Starting a business from scratch is never easy, especially in the high-performance powerboat business. The history of the go-fast boatbuilding is littered with more than a few failed start-ups, most of which were going to “do it better.” In the end, they were undone by exorbitant start-up costs—from tooling to manufacturing—and by trying to compete as a new player in a saturated market. In the end, they found that what appeared to be a glamorous industry with a big-buck clientele was not, as Jean Porter-Brune of Formula boats told me 15 years ago, “a pot of gold.”
Entering the market less than a year ago, Frisini Motorsports, which has its corporate headquarters in Lyndhurst, N.J., has taken a “growth by acquisition” approach by purchasing two established go-fast boat brands. In early 2010, Frisini (owned by Tony Frisina and John Cunningham) purchased Spectre, a well-known line of—with one center-console exception—catamarans. Later in the year, the company purchased Sonic, a well-known line of V-bottoms.
To be brutally honest, neither of those brands was thriving when Frisini acquired them. (But to be fair, that also describes the majority of the go-fast boat industry.) The people at the company knew they would have to put their own stamp on them to have a shot at reinvigorating the two complimentary boat lines.
For Spectre, manufactured in Pinellas Park, Fla., that began immediately with new graphics designed by Chris Dilling of Grafik EFX across the line. Upgrades also included new deck tooling for certain models and an overall upgrade in parts and materials.
“When we started production at Spectre, we immediately looked at the models to upgrade them,” says Cunningham. “We’ve changed things as we’ve gone along, but one of our main goals has been to build them efficiently and quickly so we can sell them at lower prices.”

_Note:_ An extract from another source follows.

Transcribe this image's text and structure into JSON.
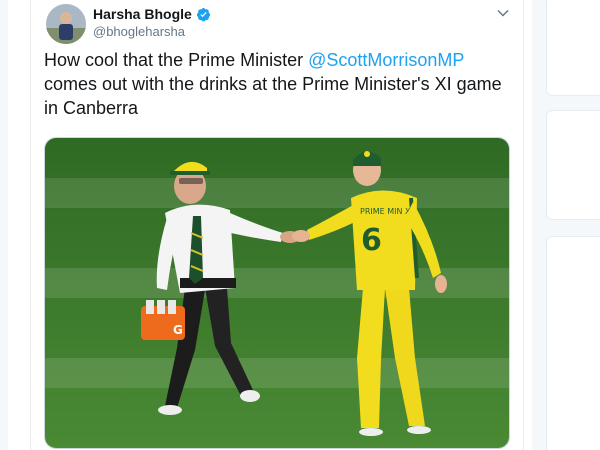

Without question, Spectre pricing is competitive, even aggressive. Powered by a pair of 300-hp outboard engines, a Spectre’s 32-footer lists for a little more than $200,000, which is on the low side for a high-performance catamaran in that size and power range.
Upgrades to the Sonic line, which as a later acquisition is not quite as far along as Spectre, are in progress. Chief among them is cosmetic retooling of their hulls and decks. Sonics have long been tall, high-profile V-bottom. The plus side of existing Sonic styling is that it creates exceptional cabin headroom. The downside is that it looks hopelessly dated, as the trend in V-bottoms has been toward a sleeker, lower-profile look.
To accomplish this in the Sonic line, which is manufactured in Fort Pierce, Fla., the builder is in the process raising the height of its hulls while cutting down its decks.
“Our larger boats will look sleeker but the headroom will stay the same,” says Cunningham.
As with Spectre, aggressive pricing is a priority for Sonic.
“We’re positioning our 26-, 31- and 35-foot models as sort of our ‘entry-level’ boats with affordable pricing,” says Cunningham. “Right now, you can get a 31 with twin engines for $115,000.”
With Spectre and Sonic, Frisini Motorsports now has two “production-built” performance boat brands. Options for both lines are primarily limited to exterior and interior graphics packages, and power.
The company also is offering two high-end custom models under the “Frisini” label. One is a 43-foot-long catamaran that was originally slated to be a Spectre. The other is a brand new 40-foot-long V-bottom called the Aronoli. Unlike offerings from Spectre and Sonic, both will be custom-built to the tastes and desires of each customer. Neither will come with a low sticker price.
At some point Frisini Motorsports will centralize production of all its brands. But for now, the focus is on production and sales in what remains a tough market.
The final chapter on Frisini is far from written, but one thing is certain: The company has breathed new life into a couple of venerable and customer-loyal brands that sorely needed it. According to Cunningham, the company is selling boats.
And that’s something that a lot of starts-ups in the go-fast boat business, despite their best intentions, never get to see.
For more information, visit the Frisini Motorsports website.
Bi-weekly columnist Matt Trulio is the editor at large for Powerboat magazine. He has written for the magazine since 1994. Trulio’s daily blog can be found on speedonthewater.com, a site he created and maintains, which is the high-performance arm of the BoaterMouth group.